This year’s fair is on Friday and Saturday, June 10 and 11, from 10:00 am to 5:00 pm on Winnetka’s Village Green (Maple between Oak and Elm). Hopefully, the weather will be more cooperative this year. Last year the fair was interrupted by torrential rains, which put a real damper on the fun.
Wilmette Historical Society Housewalk
Sunday, May 15 from 1:00-6:00 pm
Tickets: $50 for members and $60 for non-members
Visit www.wilmettehistory.org to purchase tickets.
“Architecture through the Decades” showcases four homes designed by innovative and nationally recognized architects. Built between 1890 and 1950, they demonstrate how housing design changed over the first few decades of the twentieth century:
- 1890′s American Foursquare designed by George Maher
- 1920′s Spanish Revival by Alfred Alschuler
- 1930′s International Style by George Fred Keck
- 1950′s Modern by Harry Weese
Here’s a little context for what you’ll be seeing: the American Foursquare style (sometimes called the “Prairie Box” and popular from the 1890′s to the 1930′s) was a reaction to the ornate elements of the Victorian style that was popular in the latter half of the 19th century. It is characteristically plain, incorporating elements of the Prairie and Craftsman styles. Typical of the style is a hipped roof, arched entries between common rooms, built-in cabinetry and Craftsman style woodwork. The house by George Maher also features large single-pane windows and beautiful art glass.
The Spanish revival house at 1000 Chestnut Avenue was part of the retrospective craze that took place following World War I. The house had suffered from years of neglect and was slated to be torn down until the current owners purchased it and began its restoration. The home was the recipient of a special Preservation Excellence Award in 2010.
In the 1930′s traditional styles were increasingly rejected in favor of the International Style that was popular in Europe. The Keck house was one of the first to use plate glass in its design. You can see it in the picture above as it forms a dramatic column that encloses a spiral staircase.

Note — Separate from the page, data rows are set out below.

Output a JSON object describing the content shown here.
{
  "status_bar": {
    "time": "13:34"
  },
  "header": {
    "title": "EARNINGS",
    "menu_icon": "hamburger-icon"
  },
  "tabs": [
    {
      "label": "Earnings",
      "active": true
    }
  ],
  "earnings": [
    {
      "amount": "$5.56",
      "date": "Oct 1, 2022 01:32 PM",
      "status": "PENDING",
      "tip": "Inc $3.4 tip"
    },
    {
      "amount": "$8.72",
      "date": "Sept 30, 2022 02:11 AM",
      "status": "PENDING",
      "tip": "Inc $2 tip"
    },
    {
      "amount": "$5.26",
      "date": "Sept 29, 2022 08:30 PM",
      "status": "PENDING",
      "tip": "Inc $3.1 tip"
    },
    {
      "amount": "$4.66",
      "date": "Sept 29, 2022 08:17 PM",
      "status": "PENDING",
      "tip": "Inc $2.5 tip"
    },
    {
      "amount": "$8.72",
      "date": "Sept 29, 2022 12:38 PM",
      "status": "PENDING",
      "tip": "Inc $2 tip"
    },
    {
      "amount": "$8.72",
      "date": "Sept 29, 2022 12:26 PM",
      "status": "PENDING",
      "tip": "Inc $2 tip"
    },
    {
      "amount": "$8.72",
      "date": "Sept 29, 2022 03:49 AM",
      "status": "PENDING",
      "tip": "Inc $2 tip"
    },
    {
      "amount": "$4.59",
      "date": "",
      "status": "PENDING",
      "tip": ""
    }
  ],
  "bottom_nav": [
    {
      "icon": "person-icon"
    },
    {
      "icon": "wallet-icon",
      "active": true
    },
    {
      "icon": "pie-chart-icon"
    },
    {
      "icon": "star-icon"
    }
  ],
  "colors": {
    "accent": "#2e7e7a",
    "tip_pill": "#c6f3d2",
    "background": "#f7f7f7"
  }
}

The fourth and final house on the tour showcases Harry Weese’s emphasis on functional, efficient spaces, such as the counter back-splash in the kitchen that can be folded down to create a buffet in the adjoining dining room.
Winnetka Women’s Club Housewalk
Wednesday, May 18 from 10:00 am to 4:00 pm
Tickets: $60 for the tour and $35 for lunch at Michigan Shores Club
Order your tickets here and pick them up at the Women’s Club (485 Maple St., Winnetka)
- a French Provincial built in 1937
- a 1920′s Tudor
- a new Tudor style custom home
- a Italian Villa with a contemporary interior